** Source records follows **

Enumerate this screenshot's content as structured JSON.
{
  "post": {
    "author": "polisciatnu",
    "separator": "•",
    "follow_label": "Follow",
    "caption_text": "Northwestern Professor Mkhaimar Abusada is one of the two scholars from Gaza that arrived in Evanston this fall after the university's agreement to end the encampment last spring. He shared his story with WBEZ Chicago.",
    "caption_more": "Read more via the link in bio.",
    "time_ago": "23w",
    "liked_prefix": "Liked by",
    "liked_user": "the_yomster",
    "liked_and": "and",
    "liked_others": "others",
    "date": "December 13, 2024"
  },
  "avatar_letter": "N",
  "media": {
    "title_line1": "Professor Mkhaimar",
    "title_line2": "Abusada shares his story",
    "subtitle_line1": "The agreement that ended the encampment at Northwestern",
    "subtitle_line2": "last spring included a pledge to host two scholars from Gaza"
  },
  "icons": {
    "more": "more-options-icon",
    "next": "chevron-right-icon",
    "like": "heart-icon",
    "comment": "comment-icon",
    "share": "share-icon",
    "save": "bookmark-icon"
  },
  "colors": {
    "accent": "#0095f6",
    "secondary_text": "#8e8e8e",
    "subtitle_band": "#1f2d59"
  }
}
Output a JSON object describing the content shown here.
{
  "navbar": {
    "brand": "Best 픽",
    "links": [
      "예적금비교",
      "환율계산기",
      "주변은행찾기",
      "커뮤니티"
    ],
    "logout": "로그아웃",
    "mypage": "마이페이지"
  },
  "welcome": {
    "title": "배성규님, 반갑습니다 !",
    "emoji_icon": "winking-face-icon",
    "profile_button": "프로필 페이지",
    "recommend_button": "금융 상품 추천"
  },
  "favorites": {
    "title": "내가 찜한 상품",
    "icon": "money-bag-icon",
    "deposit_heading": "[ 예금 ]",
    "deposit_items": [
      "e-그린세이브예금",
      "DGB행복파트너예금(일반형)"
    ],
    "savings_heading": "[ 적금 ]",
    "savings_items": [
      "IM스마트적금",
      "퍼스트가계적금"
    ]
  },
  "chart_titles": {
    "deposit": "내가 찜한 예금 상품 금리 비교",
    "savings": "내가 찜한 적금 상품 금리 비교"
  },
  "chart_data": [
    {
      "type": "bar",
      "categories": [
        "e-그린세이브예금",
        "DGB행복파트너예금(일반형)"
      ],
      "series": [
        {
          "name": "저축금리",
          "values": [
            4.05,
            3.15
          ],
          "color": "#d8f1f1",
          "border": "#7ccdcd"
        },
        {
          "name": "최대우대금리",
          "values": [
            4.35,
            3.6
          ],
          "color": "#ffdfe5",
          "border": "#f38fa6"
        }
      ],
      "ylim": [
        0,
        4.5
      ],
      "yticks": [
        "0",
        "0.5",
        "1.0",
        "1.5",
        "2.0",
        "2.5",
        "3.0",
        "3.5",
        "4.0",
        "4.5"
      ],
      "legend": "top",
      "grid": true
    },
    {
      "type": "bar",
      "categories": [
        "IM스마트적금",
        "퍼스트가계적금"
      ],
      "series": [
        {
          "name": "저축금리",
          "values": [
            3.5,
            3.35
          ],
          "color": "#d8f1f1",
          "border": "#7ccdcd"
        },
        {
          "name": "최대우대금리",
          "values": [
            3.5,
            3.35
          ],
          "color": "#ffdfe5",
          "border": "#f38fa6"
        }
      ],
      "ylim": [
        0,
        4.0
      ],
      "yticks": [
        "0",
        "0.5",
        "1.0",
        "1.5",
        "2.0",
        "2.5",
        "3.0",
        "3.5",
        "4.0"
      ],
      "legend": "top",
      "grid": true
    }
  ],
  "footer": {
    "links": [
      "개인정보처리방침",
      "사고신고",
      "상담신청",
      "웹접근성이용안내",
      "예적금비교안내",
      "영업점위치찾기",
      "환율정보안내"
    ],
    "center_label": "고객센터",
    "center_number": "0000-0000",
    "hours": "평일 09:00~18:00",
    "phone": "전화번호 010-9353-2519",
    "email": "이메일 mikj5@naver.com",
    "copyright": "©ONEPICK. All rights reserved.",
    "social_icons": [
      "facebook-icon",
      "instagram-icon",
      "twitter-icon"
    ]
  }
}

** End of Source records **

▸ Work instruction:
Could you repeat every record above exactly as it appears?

▸ Result of this task:
Enumerate this screenshot's content as structured JSON.
{
  "post": {
    "author": "polisciatnu",
    "separator": "•",
    "follow_label": "Follow",
    "caption_text": "Northwestern Professor Mkhaimar Abusada is one of the two scholars from Gaza that arrived in Evanston this fall after the university's agreement to end the encampment last spring. He shared his story with WBEZ Chicago.",
    "caption_more": "Read more via the link in bio.",
    "time_ago": "23w",
    "liked_prefix": "Liked by",
    "liked_user": "the_yomster",
    "liked_and": "and",
    "liked_others": "others",
    "date": "December 13, 2024"
  },
  "avatar_letter": "N",
  "media": {
    "title_line1": "Professor Mkhaimar",
    "title_line2": "Abusada shares his story",
    "subtitle_line1": "The agreement that ended the encampment at Northwestern",
    "subtitle_line2": "last spring included a pledge to host two scholars from Gaza"
  },
  "icons": {
    "more": "more-options-icon",
    "next": "chevron-right-icon",
    "like": "heart-icon",
    "comment": "comment-icon",
    "share": "share-icon",
    "save": "bookmark-icon"
  },
  "colors": {
    "accent": "#0095f6",
    "secondary_text": "#8e8e8e",
    "subtitle_band": "#1f2d59"
  }
}
Output a JSON object describing the content shown here.
{
  "navbar": {
    "brand": "Best 픽",
    "links": [
      "예적금비교",
      "환율계산기",
      "주변은행찾기",
      "커뮤니티"
    ],
    "logout": "로그아웃",
    "mypage": "마이페이지"
  },
  "welcome": {
    "title": "배성규님, 반갑습니다 !",
    "emoji_icon": "winking-face-icon",
    "profile_button": "프로필 페이지",
    "recommend_button": "금융 상품 추천"
  },
  "favorites": {
    "title": "내가 찜한 상품",
    "icon": "money-bag-icon",
    "deposit_heading": "[ 예금 ]",
    "deposit_items": [
      "e-그린세이브예금",
      "DGB행복파트너예금(일반형)"
    ],
    "savings_heading": "[ 적금 ]",
    "savings_items": [
      "IM스마트적금",
      "퍼스트가계적금"
    ]
  },
  "chart_titles": {
    "deposit": "내가 찜한 예금 상품 금리 비교",
    "savings": "내가 찜한 적금 상품 금리 비교"
  },
  "chart_data": [
    {
      "type": "bar",
      "categories": [
        "e-그린세이브예금",
        "DGB행복파트너예금(일반형)"
      ],
      "series": [
        {
          "name": "저축금리",
          "values": [
            4.05,
            3.15
          ],
          "color": "#d8f1f1",
          "border": "#7ccdcd"
        },
        {
          "name": "최대우대금리",
          "values": [
            4.35,
            3.6
          ],
          "color": "#ffdfe5",
          "border": "#f38fa6"
        }
      ],
      "ylim": [
        0,
        4.5
      ],
      "yticks": [
        "0",
        "0.5",
        "1.0",
        "1.5",
        "2.0",
        "2.5",
        "3.0",
        "3.5",
        "4.0",
        "4.5"
      ],
      "legend": "top",
      "grid": true
    },
    {
      "type": "bar",
      "categories": [
        "IM스마트적금",
        "퍼스트가계적금"
      ],
      "series": [
        {
          "name": "저축금리",
          "values": [
            3.5,
            3.35
          ],
          "color": "#d8f1f1",
          "border": "#7ccdcd"
        },
        {
          "name": "최대우대금리",
          "values": [
            3.5,
            3.35
          ],
          "color": "#ffdfe5",
          "border": "#f38fa6"
        }
      ],
      "ylim": [
        0,
        4.0
      ],
      "yticks": [
        "0",
        "0.5",
        "1.0",
        "1.5",
        "2.0",
        "2.5",
        "3.0",
        "3.5",
        "4.0"
      ],
      "legend": "top",
      "grid": true
    }
  ],
  "footer": {
    "links": [
      "개인정보처리방침",
      "사고신고",
      "상담신청",
      "웹접근성이용안내",
      "예적금비교안내",
      "영업점위치찾기",
      "환율정보안내"
    ],
    "center_label": "고객센터",
    "center_number": "0000-0000",
    "hours": "평일 09:00~18:00",
    "phone": "전화번호 010-9353-2519",
    "email": "이메일 mikj5@naver.com",
    "copyright": "©ONEPICK. All rights reserved.",
    "social_icons": [
      "facebook-icon",
      "instagram-icon",
      "twitter-icon"
    ]
  }
}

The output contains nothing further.